§ ASSIGNMENT:
Please find every line in the records below that contains the word "date", and copy it.

§ RECORDS TO PROCESS:
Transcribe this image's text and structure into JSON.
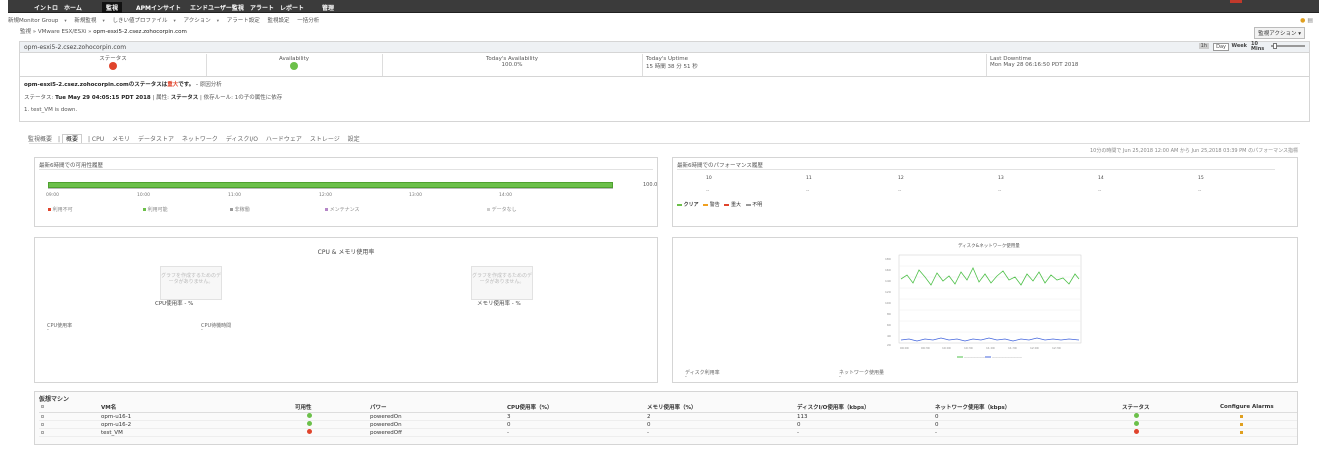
{
  "topnav": {
    "items": [
      "イントロ",
      "ホーム",
      "監視",
      "APMインサイト",
      "エンドユーザー監視",
      "アラート",
      "レポート",
      "管理"
    ],
    "active": "監視"
  },
  "subnav": [
    "新規Monitor Group",
    "新規監視",
    "しきい値プロファイル",
    "アクション",
    "アラート設定",
    "監視設定",
    "一括分析"
  ],
  "breadcrumb": {
    "path": "監視 » VMware ESX/ESXi » ",
    "current": "opm-esxi5-2.csez.zohocorpin.com"
  },
  "monitor_actions": "監視アクション",
  "header": {
    "host": "opm-esxi5-2.csez.zohocorpin.com",
    "period": {
      "options": [
        "1h",
        "Day",
        "Week"
      ],
      "selected": "Day",
      "interval": "10 Mins"
    },
    "status_label": "ステータス",
    "availability_label": "Availability",
    "todays_availability_label": "Today's Availability",
    "todays_availability_value": "100.0%",
    "todays_uptime_label": "Today's Uptime",
    "todays_uptime_value": "15 時間 38 分 51 秒",
    "last_downtime_label": "Last Downtime",
    "last_downtime_value": "Mon May 28 06:16:50 PDT 2018"
  },
  "rca": {
    "title_prefix": "opm-esxi5-2.csez.zohocorpin.comのステータスは",
    "title_state": "重大",
    "title_suffix": "です。",
    "root_cause_link": "原因分析",
    "line_label": "ステータス",
    "line_time": "Tue May 29 04:05:15 PDT 2018",
    "line_attr_label": "属性:",
    "line_attr": "ステータス",
    "line_rule_label": "依存ルール:",
    "line_rule": "1の子の属性に依存",
    "detail": "1. test_VM is down."
  },
  "tabs": [
    "監視概要",
    "概要",
    "CPU",
    "メモリ",
    "データストア",
    "ネットワーク",
    "ディスクI/O",
    "ハードウェア",
    "ストレージ",
    "設定"
  ],
  "tab_selected": "概要",
  "perf_period_note": "10分の時間で Jun 25,2018 12:00 AM から Jun 25,2018 03:39 PM のパフォーマンス指標",
  "availability_panel": {
    "title": "最新6時間での可用性履歴",
    "value_label": "100.0",
    "times": [
      "09:00",
      "10:00",
      "11:00",
      "12:00",
      "13:00",
      "14:00"
    ],
    "legend": [
      "利用不可",
      "利用可能",
      "非稼働",
      "メンテナンス",
      "データなし"
    ]
  },
  "performance_panel": {
    "title": "最新6時間でのパフォーマンス履歴",
    "hours": [
      "10",
      "11",
      "12",
      "13",
      "14",
      "15"
    ],
    "cells": [
      "--",
      "--",
      "--",
      "--",
      "--",
      "--"
    ],
    "legend": [
      "クリア",
      "警告",
      "重大",
      "不明"
    ]
  },
  "cpu_mem_panel": {
    "title": "CPU & メモリ使用率",
    "placeholder": "グラフを作成するためのデータがありません。",
    "cpu_gauge_label": "CPU使用率 - %",
    "mem_gauge_label": "メモリ使用率 - %",
    "cpu_usage_label": "CPU使用率",
    "cpu_usage_value": "-",
    "cpu_ready_label": "CPU待機時間",
    "cpu_ready_value": "-"
  },
  "disk_net_panel": {
    "title": "ディスク&ネットワーク使用量",
    "disk_label": "ディスク利用率",
    "disk_value": "-",
    "net_label": "ネットワーク使用量",
    "net_value": "-"
  },
  "vm_table": {
    "title": "仮想マシン",
    "headers": [
      "VM名",
      "可用性",
      "パワー",
      "CPU使用率（%）",
      "メモリ使用率（%）",
      "ディスクI/O使用率（kbps）",
      "ネットワーク使用率（kbps）",
      "ステータス",
      "Configure Alarms"
    ],
    "rows": [
      {
        "name": "opm-u16-1",
        "availability": "green",
        "power": "poweredOn",
        "cpu": "3",
        "mem": "2",
        "disk": "113",
        "net": "0",
        "status": "green"
      },
      {
        "name": "opm-u16-2",
        "availability": "green",
        "power": "poweredOn",
        "cpu": "0",
        "mem": "0",
        "disk": "0",
        "net": "0",
        "status": "green"
      },
      {
        "name": "test_VM",
        "availability": "red",
        "power": "poweredOff",
        "cpu": "-",
        "mem": "-",
        "disk": "-",
        "net": "-",
        "status": "red"
      }
    ]
  },
  "colors": {
    "accent_green": "#6cc04a",
    "critical_red": "#e0442c",
    "topbar": "#3b3b3b"
  }
}
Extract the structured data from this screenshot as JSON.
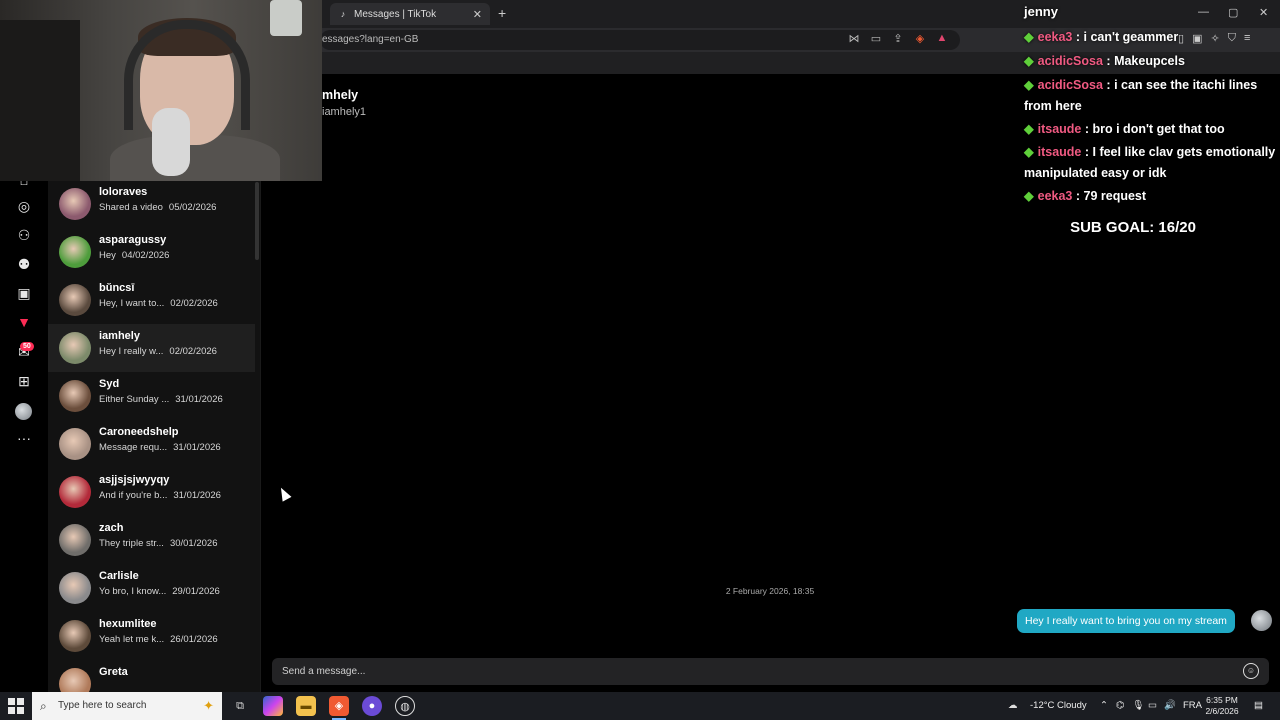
{
  "browser": {
    "tab_title": "Messages | TikTok",
    "tab_close": "✕",
    "new_tab": "+",
    "url": "essages?lang=en-GB",
    "window_controls": [
      "—",
      "▢",
      "✕"
    ]
  },
  "nav_rail": {
    "inbox_badge": "50",
    "icons": [
      "home-icon",
      "explore-icon",
      "following-icon",
      "friends-icon",
      "live-icon",
      "activity-icon",
      "messages-icon",
      "upload-icon",
      "profile-avatar",
      "more-icon"
    ]
  },
  "conversations": [
    {
      "name": "loloraves",
      "preview": "Shared a video",
      "date": "05/02/2026",
      "color": "#8c5a6e"
    },
    {
      "name": "asparagussy",
      "preview": "Hey",
      "date": "04/02/2026",
      "color": "#4e9d3c"
    },
    {
      "name": "bŭncsī",
      "preview": "Hey, I want to...",
      "date": "02/02/2026",
      "color": "#5a4a3e"
    },
    {
      "name": "iamhely",
      "preview": "Hey I really w...",
      "date": "02/02/2026",
      "color": "#7c8a6a"
    },
    {
      "name": "Syd",
      "preview": "Either Sunday ...",
      "date": "31/01/2026",
      "color": "#6b4e3c"
    },
    {
      "name": "Caroneedshelp",
      "preview": "Message requ...",
      "date": "31/01/2026",
      "color": "#a89184"
    },
    {
      "name": "asjjsjsjwyyqy",
      "preview": "And if you're b...",
      "date": "31/01/2026",
      "color": "#b32a3a"
    },
    {
      "name": "zach",
      "preview": "They triple str...",
      "date": "30/01/2026",
      "color": "#6f6d6a"
    },
    {
      "name": "Carlisle",
      "preview": "Yo bro, I know...",
      "date": "29/01/2026",
      "color": "#8a8a8c"
    },
    {
      "name": "hexumlitee",
      "preview": "Yeah let me k...",
      "date": "26/01/2026",
      "color": "#5d4a3a"
    },
    {
      "name": "Greta",
      "preview": "",
      "date": "",
      "color": "#b07a5a"
    }
  ],
  "chat": {
    "name": "mhely",
    "handle": "iamhely1",
    "timestamp": "2 February 2026, 18:35",
    "message": "Hey I really want to bring you on my stream",
    "composer_placeholder": "Send a message..."
  },
  "stream_overlay": {
    "username": "jenny",
    "messages": [
      {
        "user": "eeka3",
        "text": "i can't geammer",
        "user_color": "#f05a82"
      },
      {
        "user": "acidicSosa",
        "text": "Makeupcels",
        "user_color": "#f05a82"
      },
      {
        "user": "acidicSosa",
        "text": "i can see the itachi lines from here",
        "user_color": "#f05a82"
      },
      {
        "user": "itsaude",
        "text": "bro i don't get that too",
        "user_color": "#f05a82"
      },
      {
        "user": "itsaude",
        "text": "I feel like clav gets emotionally manipulated easy or idk",
        "user_color": "#f05a82"
      },
      {
        "user": "eeka3",
        "text": "79 request",
        "user_color": "#f05a82"
      }
    ],
    "sub_goal": "SUB GOAL: 16/20"
  },
  "taskbar": {
    "search_placeholder": "Type here to search",
    "weather": "-12°C  Cloudy",
    "language": "FRA",
    "time": "6:35 PM",
    "date": "2/6/2026"
  },
  "colors": {
    "accent": "#20a8c4",
    "badge": "#fe2c55",
    "gem": "#5fcf3a"
  }
}
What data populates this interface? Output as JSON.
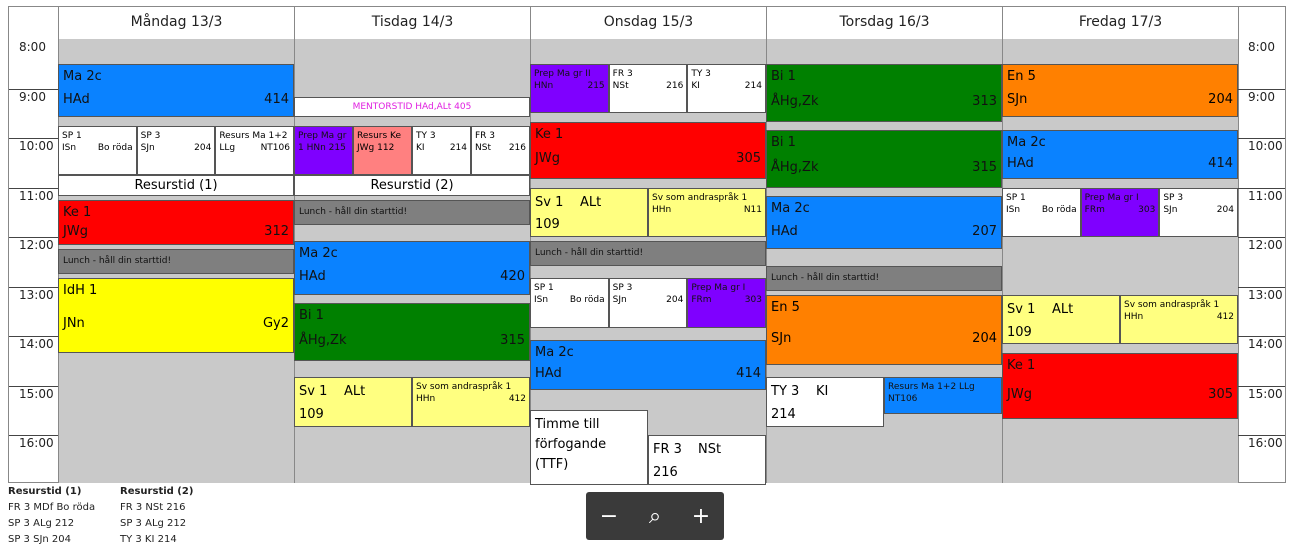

§ ANSWER BELOW:
      "date": "05/02/2026",
      "date": "04/02/2026",
      "date": "02/02/2026",
      "date": "02/02/2026",
      "date": "31/01/2026",
      "date": "31/01/2026",
      "date": "31/01/2026",
      "date": "30/01/2026",
      "date": "29/01/2026",
      "date": "26/01/2026",
      "date": "",
    "date": "2/6/2026"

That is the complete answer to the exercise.